Some defendants in a suit over alleged breaches of an employment noncompete clause will be tried in New Jersey and others in California under a precedential ruling by the U.S. Court of Appeals for the Third Circuit Tuesday.
The appeals court in In Re: Howmedica Osteonics overturned an order transferring the entire case to the Northern District of California, finding the move violated the 2013 U.S. Supreme Court ruling in Atlantic Marine Construction v. U.S. District Court. That ruling calls for judges to honor forum selection clauses under most circumstances.
The appeals court ruled that five individual defendants should be tried in New Jersey because they agreed to forum selection clauses in their employment contracts. Their case was severed from two corporate defendants, whose cases will be heard in the Northern District of California.
The ruling provides guidance on application of Atlantic Marine Construction in a case where five individual defendants were subject to forum selection clauses—four designating New Jersey and one for Michigan. The two corporate defendants were not subject to any such clauses. The ruling offers a four-part test for resolving forum issues under such circumstances.
The suit involves five California residents who quit sales representative jobs for medical device maker Howmedica Osteonics Corp. of Mahwah, New Jersey, and joined Golden State Orthopaedics, a distributor for DePuy Orthopaedics. Howmedica and its parent company, Stryker Corp., sued the five representatives and DePuy for breach of contract in the District of New Jersey, and joined Golden State as a necessary party.
The defendants, citing their personal convenience, moved to transfer the case to the Northern District of California. U.S. District Judge Claire Cecchi granted the motion in August 2016.
Howmedica asked the appeals court to reverse Cecchi’s order transferring the case to California, claiming it violated the Supreme Court’s ruling in Atlantic Marine Construction. That decision held that, outside unusual cases, a District Court should honor a valid forum selection clause.
On appeal, Judges Cheryl Ann Krause, Anthony Scirica and Julio Fuentes said a framework was needed to determine how forum selection clauses impact analysis of transfer motions under 28 U.S.C. §1404(a), which allows a district court to transfer any civil case to another district where it might have been brought.
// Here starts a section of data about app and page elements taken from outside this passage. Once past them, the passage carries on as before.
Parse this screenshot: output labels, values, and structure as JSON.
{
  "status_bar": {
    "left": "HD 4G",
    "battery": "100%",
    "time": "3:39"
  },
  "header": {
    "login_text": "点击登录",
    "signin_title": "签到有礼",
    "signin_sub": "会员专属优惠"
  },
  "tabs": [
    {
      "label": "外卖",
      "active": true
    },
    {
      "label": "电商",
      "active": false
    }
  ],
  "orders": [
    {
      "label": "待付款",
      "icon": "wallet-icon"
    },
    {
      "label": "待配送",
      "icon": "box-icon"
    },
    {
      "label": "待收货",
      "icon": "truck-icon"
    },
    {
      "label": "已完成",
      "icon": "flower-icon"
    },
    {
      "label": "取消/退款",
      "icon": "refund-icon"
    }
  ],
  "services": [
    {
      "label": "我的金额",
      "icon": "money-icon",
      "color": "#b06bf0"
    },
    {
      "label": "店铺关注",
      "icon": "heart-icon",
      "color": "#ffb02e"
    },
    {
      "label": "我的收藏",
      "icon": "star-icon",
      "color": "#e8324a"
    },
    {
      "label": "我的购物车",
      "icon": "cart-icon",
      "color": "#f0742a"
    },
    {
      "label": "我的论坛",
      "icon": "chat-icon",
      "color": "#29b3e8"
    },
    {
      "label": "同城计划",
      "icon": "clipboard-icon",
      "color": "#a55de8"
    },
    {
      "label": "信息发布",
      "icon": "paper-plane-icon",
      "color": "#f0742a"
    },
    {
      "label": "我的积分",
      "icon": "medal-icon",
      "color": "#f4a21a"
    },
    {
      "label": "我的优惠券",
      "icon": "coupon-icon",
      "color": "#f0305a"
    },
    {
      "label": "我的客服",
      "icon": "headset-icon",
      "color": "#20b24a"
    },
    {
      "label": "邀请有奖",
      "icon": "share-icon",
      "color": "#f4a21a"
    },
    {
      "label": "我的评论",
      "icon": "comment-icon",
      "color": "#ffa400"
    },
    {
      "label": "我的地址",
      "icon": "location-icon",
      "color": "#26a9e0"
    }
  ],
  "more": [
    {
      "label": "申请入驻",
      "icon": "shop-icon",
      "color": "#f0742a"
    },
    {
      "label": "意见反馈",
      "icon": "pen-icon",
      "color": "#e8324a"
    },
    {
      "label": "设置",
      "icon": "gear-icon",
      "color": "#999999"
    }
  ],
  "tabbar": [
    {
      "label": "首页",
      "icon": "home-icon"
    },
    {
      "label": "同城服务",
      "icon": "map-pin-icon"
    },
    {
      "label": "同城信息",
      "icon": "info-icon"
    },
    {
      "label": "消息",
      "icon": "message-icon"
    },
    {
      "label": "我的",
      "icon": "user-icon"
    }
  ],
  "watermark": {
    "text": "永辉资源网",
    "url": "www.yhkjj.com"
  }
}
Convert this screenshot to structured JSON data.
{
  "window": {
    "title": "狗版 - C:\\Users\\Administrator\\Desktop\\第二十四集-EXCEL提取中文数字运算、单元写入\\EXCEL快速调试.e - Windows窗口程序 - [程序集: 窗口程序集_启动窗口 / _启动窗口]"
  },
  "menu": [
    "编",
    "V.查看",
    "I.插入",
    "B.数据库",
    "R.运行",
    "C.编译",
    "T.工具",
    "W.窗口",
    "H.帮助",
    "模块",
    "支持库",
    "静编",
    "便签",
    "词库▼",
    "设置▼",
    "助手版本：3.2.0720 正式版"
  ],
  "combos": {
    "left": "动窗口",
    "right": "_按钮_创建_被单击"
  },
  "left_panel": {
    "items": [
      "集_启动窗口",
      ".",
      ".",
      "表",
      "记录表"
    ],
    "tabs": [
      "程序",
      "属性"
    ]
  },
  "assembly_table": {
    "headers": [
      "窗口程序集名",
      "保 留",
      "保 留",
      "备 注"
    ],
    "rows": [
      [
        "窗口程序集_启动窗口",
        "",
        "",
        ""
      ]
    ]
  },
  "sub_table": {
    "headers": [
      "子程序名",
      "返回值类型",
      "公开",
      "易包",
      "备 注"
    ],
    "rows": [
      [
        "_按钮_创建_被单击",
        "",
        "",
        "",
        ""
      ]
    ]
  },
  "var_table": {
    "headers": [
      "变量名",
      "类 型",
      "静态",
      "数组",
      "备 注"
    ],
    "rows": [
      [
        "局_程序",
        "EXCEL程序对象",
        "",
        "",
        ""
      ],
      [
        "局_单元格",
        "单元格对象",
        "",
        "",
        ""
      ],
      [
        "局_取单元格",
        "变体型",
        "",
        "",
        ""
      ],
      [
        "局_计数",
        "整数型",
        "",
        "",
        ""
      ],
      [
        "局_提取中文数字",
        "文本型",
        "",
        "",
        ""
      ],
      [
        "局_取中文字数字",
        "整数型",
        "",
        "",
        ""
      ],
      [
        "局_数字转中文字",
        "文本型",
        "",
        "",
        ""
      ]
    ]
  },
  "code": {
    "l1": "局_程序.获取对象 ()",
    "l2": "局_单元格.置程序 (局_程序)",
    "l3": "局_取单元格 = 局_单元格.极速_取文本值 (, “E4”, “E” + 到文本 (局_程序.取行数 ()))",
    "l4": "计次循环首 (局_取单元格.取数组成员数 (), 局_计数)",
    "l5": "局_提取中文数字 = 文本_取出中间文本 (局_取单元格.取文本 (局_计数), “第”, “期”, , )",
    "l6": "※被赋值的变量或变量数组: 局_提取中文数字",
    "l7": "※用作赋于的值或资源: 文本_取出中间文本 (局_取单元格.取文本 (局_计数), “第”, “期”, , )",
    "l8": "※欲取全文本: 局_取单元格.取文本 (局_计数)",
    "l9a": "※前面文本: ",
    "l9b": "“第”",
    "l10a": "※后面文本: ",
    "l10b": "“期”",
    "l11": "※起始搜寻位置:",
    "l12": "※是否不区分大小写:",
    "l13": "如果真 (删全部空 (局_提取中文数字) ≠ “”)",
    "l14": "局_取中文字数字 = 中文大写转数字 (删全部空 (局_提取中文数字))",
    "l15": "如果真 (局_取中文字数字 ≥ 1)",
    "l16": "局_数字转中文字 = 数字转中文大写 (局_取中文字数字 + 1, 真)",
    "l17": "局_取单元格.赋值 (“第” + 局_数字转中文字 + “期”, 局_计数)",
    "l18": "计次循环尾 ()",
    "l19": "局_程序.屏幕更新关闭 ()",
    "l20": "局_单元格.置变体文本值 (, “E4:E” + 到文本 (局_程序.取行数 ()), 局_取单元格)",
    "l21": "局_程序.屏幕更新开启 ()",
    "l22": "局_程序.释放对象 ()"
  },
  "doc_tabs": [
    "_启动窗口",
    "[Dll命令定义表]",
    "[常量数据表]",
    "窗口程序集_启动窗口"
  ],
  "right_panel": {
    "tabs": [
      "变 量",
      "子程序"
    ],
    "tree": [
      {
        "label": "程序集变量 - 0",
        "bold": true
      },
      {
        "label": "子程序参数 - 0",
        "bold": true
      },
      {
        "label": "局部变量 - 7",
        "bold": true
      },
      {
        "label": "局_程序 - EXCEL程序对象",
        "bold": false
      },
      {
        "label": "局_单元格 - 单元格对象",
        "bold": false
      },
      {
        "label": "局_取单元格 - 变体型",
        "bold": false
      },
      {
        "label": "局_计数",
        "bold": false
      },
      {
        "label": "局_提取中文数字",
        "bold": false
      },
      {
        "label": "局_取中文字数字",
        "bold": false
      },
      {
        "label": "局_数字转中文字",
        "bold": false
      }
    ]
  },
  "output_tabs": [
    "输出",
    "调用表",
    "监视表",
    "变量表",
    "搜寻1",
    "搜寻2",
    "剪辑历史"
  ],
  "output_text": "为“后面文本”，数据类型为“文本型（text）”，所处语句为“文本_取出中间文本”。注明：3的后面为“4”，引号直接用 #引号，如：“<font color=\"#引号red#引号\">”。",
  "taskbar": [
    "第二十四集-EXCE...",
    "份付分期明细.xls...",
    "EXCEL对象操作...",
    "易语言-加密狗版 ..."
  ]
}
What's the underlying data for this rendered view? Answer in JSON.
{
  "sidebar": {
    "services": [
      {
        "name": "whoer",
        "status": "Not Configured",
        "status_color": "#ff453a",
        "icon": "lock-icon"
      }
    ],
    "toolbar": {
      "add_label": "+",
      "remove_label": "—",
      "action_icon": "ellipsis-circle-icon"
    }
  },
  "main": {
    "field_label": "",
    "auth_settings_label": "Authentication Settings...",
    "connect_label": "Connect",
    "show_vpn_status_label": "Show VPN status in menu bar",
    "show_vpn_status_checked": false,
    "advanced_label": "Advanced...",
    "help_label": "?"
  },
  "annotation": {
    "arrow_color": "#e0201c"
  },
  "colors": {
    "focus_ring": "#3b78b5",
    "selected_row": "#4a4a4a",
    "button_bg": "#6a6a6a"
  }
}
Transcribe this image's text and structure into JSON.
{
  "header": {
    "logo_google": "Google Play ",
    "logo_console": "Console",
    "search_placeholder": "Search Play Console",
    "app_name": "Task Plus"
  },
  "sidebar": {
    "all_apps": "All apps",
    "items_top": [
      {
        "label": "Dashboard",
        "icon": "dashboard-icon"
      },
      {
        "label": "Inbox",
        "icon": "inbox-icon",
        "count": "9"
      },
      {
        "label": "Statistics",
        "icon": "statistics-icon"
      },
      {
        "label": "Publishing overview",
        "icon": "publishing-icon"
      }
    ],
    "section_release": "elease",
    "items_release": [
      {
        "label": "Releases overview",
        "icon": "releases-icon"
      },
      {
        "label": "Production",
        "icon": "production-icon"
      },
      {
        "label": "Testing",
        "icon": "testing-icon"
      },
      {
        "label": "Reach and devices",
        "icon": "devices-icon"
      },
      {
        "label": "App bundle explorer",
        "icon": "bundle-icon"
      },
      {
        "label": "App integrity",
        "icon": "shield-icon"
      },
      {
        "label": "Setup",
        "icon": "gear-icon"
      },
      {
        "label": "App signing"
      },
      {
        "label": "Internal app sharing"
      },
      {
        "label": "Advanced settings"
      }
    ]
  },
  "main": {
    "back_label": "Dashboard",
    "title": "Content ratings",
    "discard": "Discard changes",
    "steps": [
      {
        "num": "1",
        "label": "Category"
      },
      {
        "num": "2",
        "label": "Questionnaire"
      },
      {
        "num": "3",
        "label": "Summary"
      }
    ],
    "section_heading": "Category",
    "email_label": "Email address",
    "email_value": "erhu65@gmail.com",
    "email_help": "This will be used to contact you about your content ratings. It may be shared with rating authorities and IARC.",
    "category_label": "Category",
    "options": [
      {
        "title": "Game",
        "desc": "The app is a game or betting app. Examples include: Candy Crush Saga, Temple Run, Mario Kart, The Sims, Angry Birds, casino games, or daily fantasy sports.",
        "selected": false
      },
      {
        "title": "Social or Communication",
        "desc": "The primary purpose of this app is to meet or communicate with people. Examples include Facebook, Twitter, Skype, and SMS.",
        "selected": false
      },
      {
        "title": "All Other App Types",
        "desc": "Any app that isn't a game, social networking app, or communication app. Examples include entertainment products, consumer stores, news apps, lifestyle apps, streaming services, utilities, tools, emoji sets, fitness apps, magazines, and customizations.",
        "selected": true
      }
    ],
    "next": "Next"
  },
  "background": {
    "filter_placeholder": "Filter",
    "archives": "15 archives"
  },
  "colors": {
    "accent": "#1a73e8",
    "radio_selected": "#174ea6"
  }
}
In such cases, the interests of the parties not bound by any contract “run headlong into the presumption of Atlantic Marine,” Krause wrote for the court.
A decision by the Fifth Circuit in In Re Rolls Royce was a “helpful starting point,” Krause wrote. In that case, there were multiple defendants but only one, Rolls Royce, was subject to a forum selection clause. There, the court severed and transferred claims against Rolls Royce from the remaining counts, while saying that interests of noncontracting parties and interests of judicial economy may sometimes trump a forum selection clause.
Krause wrote that the Fifth Circuit approach has merit but requires modification to address some details in the present case, such as the lack of personal jurisdiction in New Jersey for Golden State, which is deemed a “necessary party.”
The appeals court called for a four-step inquiry that includes: The forum selection clauses, public and private interests relevant to noncontracting parties, threshold issues related to severance, and which transfer decision most promotes efficiency while minimizing prejudice to noncontracting parties’ private interests.
The appeals court said Cecchi erred by professing to address only public interests while considering the parties’ and witnesses’ convenience a private interest. She also failed to acknowledge Atlantic Marine only applies to parties that agreed to a forum selection clause, and instead implied the clause either applies to the whole case or not at all.
Severing claims against DePuy and Golden State satisfies Atlantic Marine Construction‘s prescription that forum selection clauses should be enforced in most cases, resolves the personal jurisdiction defect as to Golden State in New Jersey, and promotes efficient resolution of Howmedica’s claims without unduly prejudicing noncontracting parties’ private interests, the court ruled.
Jed Marcus of Bressler, Amery & Ross in Florham Park, who represents the five sales representatives, said he was disappointed in the ruling, but had not decided what steps to take next.
Jeffrey Brown of Payne & Fears in Irvine, California, who represented Golden State, said he’s pleased that the transfer of his client’s case to California was upheld, but he would not comment on other aspects of the case.
Robert Carty of Seyfarth Shaw in Houston, who argued for Howmedica Osteonics, and Anthony Haller of Blank Rome in Philadelphia, who represented DePuy Orthopaedics, did not respond to requests for comment.